Aim of the task:
From top to bottom, return the records that follow exactly.

(Items from a data source)
------------

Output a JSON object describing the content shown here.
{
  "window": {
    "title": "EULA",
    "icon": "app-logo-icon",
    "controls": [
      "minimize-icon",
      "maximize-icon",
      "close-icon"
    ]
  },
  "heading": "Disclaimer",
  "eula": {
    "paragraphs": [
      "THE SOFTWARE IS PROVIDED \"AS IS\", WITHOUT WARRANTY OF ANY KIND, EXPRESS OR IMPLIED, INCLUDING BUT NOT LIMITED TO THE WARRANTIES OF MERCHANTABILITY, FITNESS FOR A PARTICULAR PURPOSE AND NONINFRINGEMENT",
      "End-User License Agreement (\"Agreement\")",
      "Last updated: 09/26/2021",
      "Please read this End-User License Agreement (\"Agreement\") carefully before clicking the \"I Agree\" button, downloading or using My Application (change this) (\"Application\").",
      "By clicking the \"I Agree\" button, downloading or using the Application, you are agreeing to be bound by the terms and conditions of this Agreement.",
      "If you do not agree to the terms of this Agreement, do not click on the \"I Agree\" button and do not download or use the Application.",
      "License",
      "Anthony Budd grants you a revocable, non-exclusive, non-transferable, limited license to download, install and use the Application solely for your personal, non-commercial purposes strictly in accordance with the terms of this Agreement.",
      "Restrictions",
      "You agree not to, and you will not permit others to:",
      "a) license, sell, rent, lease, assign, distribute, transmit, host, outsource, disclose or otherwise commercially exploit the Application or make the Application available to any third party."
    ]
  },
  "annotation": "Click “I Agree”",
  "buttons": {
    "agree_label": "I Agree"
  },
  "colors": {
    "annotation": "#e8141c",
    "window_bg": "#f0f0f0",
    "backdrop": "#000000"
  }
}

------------

Completed task:
Output a JSON object describing the content shown here.
{
  "window": {
    "title": "EULA",
    "icon": "app-logo-icon",
    "controls": [
      "minimize-icon",
      "maximize-icon",
      "close-icon"
    ]
  },
  "heading": "Disclaimer",
  "eula": {
    "paragraphs": [
      "THE SOFTWARE IS PROVIDED \"AS IS\", WITHOUT WARRANTY OF ANY KIND, EXPRESS OR IMPLIED, INCLUDING BUT NOT LIMITED TO THE WARRANTIES OF MERCHANTABILITY, FITNESS FOR A PARTICULAR PURPOSE AND NONINFRINGEMENT",
      "End-User License Agreement (\"Agreement\")",
      "Last updated: 09/26/2021",
      "Please read this End-User License Agreement (\"Agreement\") carefully before clicking the \"I Agree\" button, downloading or using My Application (change this) (\"Application\").",
      "By clicking the \"I Agree\" button, downloading or using the Application, you are agreeing to be bound by the terms and conditions of this Agreement.",
      "If you do not agree to the terms of this Agreement, do not click on the \"I Agree\" button and do not download or use the Application.",
      "License",
      "Anthony Budd grants you a revocable, non-exclusive, non-transferable, limited license to download, install and use the Application solely for your personal, non-commercial purposes strictly in accordance with the terms of this Agreement.",
      "Restrictions",
      "You agree not to, and you will not permit others to:",
      "a) license, sell, rent, lease, assign, distribute, transmit, host, outsource, disclose or otherwise commercially exploit the Application or make the Application available to any third party."
    ]
  },
  "annotation": "Click “I Agree”",
  "buttons": {
    "agree_label": "I Agree"
  },
  "colors": {
    "annotation": "#e8141c",
    "window_bg": "#f0f0f0",
    "backdrop": "#000000"
  }
}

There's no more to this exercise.